**RECORDS TO USE**
....

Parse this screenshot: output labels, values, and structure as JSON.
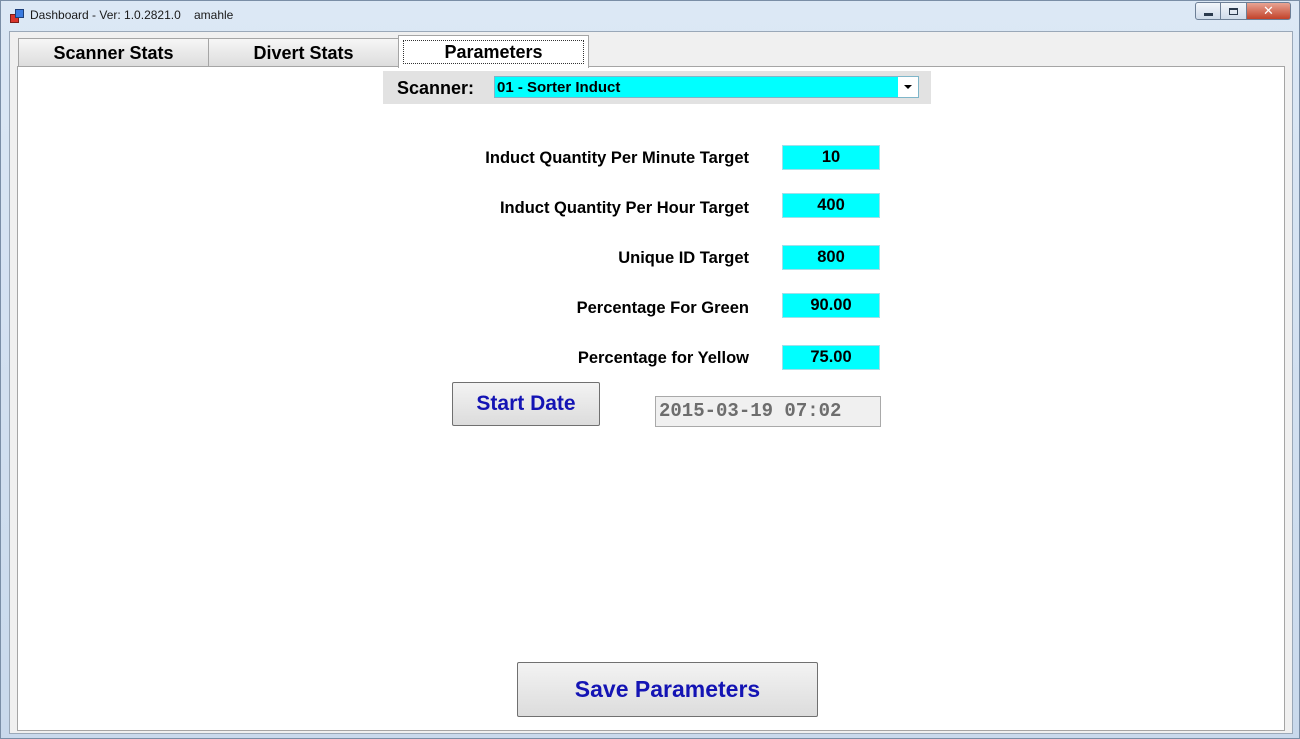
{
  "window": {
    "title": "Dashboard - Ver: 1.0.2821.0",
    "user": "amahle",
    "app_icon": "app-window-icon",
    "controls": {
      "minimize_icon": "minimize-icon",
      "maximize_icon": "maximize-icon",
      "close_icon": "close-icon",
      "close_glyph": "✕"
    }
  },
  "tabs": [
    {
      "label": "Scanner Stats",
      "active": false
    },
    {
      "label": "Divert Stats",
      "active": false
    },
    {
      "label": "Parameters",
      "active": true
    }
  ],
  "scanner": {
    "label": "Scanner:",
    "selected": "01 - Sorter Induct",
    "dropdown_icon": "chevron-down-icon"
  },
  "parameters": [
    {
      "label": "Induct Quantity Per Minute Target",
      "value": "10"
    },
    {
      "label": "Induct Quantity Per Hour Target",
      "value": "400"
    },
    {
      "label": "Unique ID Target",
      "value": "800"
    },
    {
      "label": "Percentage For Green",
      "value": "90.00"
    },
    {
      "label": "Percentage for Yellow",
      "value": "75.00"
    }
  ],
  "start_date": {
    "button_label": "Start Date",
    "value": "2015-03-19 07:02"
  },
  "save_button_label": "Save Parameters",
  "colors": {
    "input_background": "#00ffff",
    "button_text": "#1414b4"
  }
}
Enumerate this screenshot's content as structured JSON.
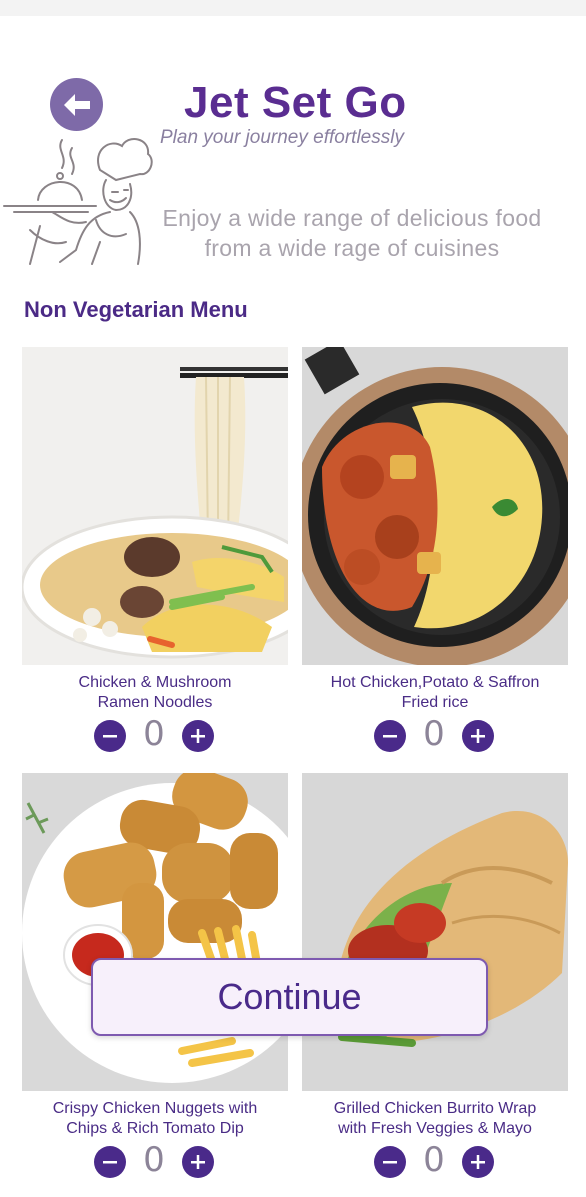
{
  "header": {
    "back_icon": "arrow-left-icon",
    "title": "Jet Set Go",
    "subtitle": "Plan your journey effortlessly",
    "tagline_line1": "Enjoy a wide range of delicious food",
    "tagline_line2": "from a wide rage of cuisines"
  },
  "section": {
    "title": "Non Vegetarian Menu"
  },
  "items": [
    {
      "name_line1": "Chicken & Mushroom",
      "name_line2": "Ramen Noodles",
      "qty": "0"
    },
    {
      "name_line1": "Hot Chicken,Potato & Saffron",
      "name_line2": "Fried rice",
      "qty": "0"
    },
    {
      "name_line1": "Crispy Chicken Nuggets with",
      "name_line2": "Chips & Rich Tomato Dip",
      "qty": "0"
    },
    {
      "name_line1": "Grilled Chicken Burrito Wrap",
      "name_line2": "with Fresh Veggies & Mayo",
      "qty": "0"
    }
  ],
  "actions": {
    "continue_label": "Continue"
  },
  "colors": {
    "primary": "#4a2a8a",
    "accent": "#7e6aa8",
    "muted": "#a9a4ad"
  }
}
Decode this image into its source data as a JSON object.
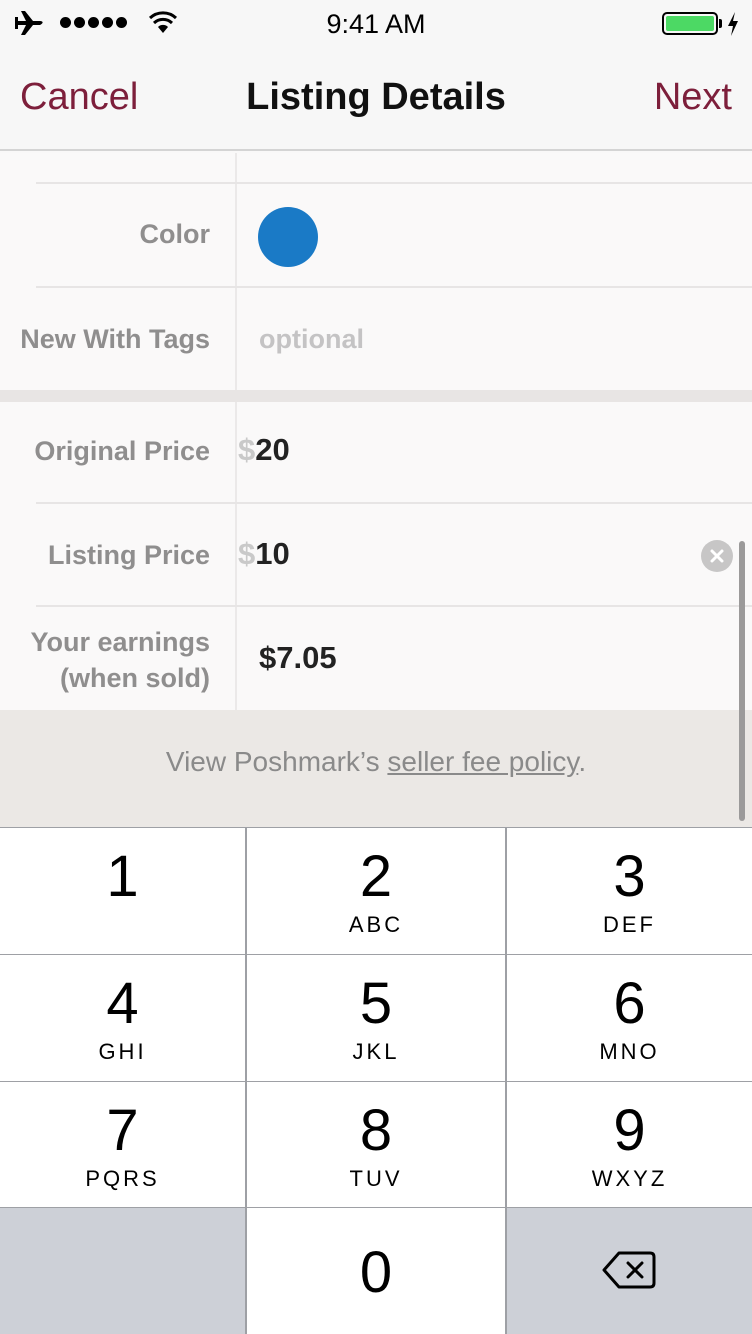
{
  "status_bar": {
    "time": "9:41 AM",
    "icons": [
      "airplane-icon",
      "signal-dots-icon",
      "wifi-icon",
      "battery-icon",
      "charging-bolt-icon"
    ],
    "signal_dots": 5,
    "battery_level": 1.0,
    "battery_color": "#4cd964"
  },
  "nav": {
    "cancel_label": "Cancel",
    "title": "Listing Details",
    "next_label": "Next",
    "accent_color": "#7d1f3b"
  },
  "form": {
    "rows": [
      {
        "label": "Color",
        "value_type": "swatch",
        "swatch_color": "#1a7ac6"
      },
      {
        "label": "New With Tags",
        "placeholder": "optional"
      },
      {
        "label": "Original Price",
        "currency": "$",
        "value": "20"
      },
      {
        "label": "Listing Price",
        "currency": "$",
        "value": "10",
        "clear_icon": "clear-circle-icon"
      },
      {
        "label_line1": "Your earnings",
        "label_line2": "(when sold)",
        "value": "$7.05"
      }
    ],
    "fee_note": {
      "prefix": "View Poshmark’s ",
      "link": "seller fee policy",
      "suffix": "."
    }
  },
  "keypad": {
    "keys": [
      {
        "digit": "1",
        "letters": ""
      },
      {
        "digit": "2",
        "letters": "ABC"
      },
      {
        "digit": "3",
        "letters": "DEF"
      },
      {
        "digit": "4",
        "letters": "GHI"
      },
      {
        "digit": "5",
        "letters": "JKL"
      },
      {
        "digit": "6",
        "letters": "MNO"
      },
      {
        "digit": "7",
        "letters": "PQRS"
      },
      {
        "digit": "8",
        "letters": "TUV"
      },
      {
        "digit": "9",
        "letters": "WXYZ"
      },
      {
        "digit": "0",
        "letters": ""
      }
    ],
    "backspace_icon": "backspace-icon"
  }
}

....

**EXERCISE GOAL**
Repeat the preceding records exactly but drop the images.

**EXPECTED OUTPUT**
Parse this screenshot: output labels, values, and structure as JSON.
{
  "window": {
    "title": "Dashboard - Ver: 1.0.2821.0",
    "user": "amahle",
    "app_icon": "app-window-icon",
    "controls": {
      "minimize_icon": "minimize-icon",
      "maximize_icon": "maximize-icon",
      "close_icon": "close-icon",
      "close_glyph": "✕"
    }
  },
  "tabs": [
    {
      "label": "Scanner Stats",
      "active": false
    },
    {
      "label": "Divert Stats",
      "active": false
    },
    {
      "label": "Parameters",
      "active": true
    }
  ],
  "scanner": {
    "label": "Scanner:",
    "selected": "01 - Sorter Induct",
    "dropdown_icon": "chevron-down-icon"
  },
  "parameters": [
    {
      "label": "Induct Quantity Per Minute Target",
      "value": "10"
    },
    {
      "label": "Induct Quantity Per Hour Target",
      "value": "400"
    },
    {
      "label": "Unique ID Target",
      "value": "800"
    },
    {
      "label": "Percentage For Green",
      "value": "90.00"
    },
    {
      "label": "Percentage for Yellow",
      "value": "75.00"
    }
  ],
  "start_date": {
    "button_label": "Start Date",
    "value": "2015-03-19 07:02"
  },
  "save_button_label": "Save Parameters",
  "colors": {
    "input_background": "#00ffff",
    "button_text": "#1414b4"
  }
}
Enumerate this screenshot's content as structured JSON.
{
  "header": {
    "back_icon": "arrow-left-icon",
    "title": "Jet Set Go",
    "subtitle": "Plan your journey effortlessly",
    "tagline_line1": "Enjoy a wide range of delicious food",
    "tagline_line2": "from a wide rage of cuisines"
  },
  "section": {
    "title": "Non Vegetarian Menu"
  },
  "items": [
    {
      "name_line1": "Chicken & Mushroom",
      "name_line2": "Ramen Noodles",
      "qty": "0"
    },
    {
      "name_line1": "Hot Chicken,Potato & Saffron",
      "name_line2": "Fried rice",
      "qty": "0"
    },
    {
      "name_line1": "Crispy Chicken Nuggets with",
      "name_line2": "Chips & Rich Tomato Dip",
      "qty": "0"
    },
    {
      "name_line1": "Grilled Chicken Burrito Wrap",
      "name_line2": "with Fresh Veggies & Mayo",
      "qty": "0"
    }
  ],
  "actions": {
    "continue_label": "Continue"
  },
  "colors": {
    "primary": "#4a2a8a",
    "accent": "#7e6aa8",
    "muted": "#a9a4ad"
  }
}
Decode this image into its source data as a JSON object.
{
  "status_bar": {
    "time": "9:41 AM",
    "icons": [
      "airplane-icon",
      "signal-dots-icon",
      "wifi-icon",
      "battery-icon",
      "charging-bolt-icon"
    ],
    "signal_dots": 5,
    "battery_level": 1.0,
    "battery_color": "#4cd964"
  },
  "nav": {
    "cancel_label": "Cancel",
    "title": "Listing Details",
    "next_label": "Next",
    "accent_color": "#7d1f3b"
  },
  "form": {
    "rows": [
      {
        "label": "Color",
        "value_type": "swatch",
        "swatch_color": "#1a7ac6"
      },
      {
        "label": "New With Tags",
        "placeholder": "optional"
      },
      {
        "label": "Original Price",
        "currency": "$",
        "value": "20"
      },
      {
        "label": "Listing Price",
        "currency": "$",
        "value": "10",
        "clear_icon": "clear-circle-icon"
      },
      {
        "label_line1": "Your earnings",
        "label_line2": "(when sold)",
        "value": "$7.05"
      }
    ],
    "fee_note": {
      "prefix": "View Poshmark’s ",
      "link": "seller fee policy",
      "suffix": "."
    }
  },
  "keypad": {
    "keys": [
      {
        "digit": "1",
        "letters": ""
      },
      {
        "digit": "2",
        "letters": "ABC"
      },
      {
        "digit": "3",
        "letters": "DEF"
      },
      {
        "digit": "4",
        "letters": "GHI"
      },
      {
        "digit": "5",
        "letters": "JKL"
      },
      {
        "digit": "6",
        "letters": "MNO"
      },
      {
        "digit": "7",
        "letters": "PQRS"
      },
      {
        "digit": "8",
        "letters": "TUV"
      },
      {
        "digit": "9",
        "letters": "WXYZ"
      },
      {
        "digit": "0",
        "letters": ""
      }
    ],
    "backspace_icon": "backspace-icon"
  }
}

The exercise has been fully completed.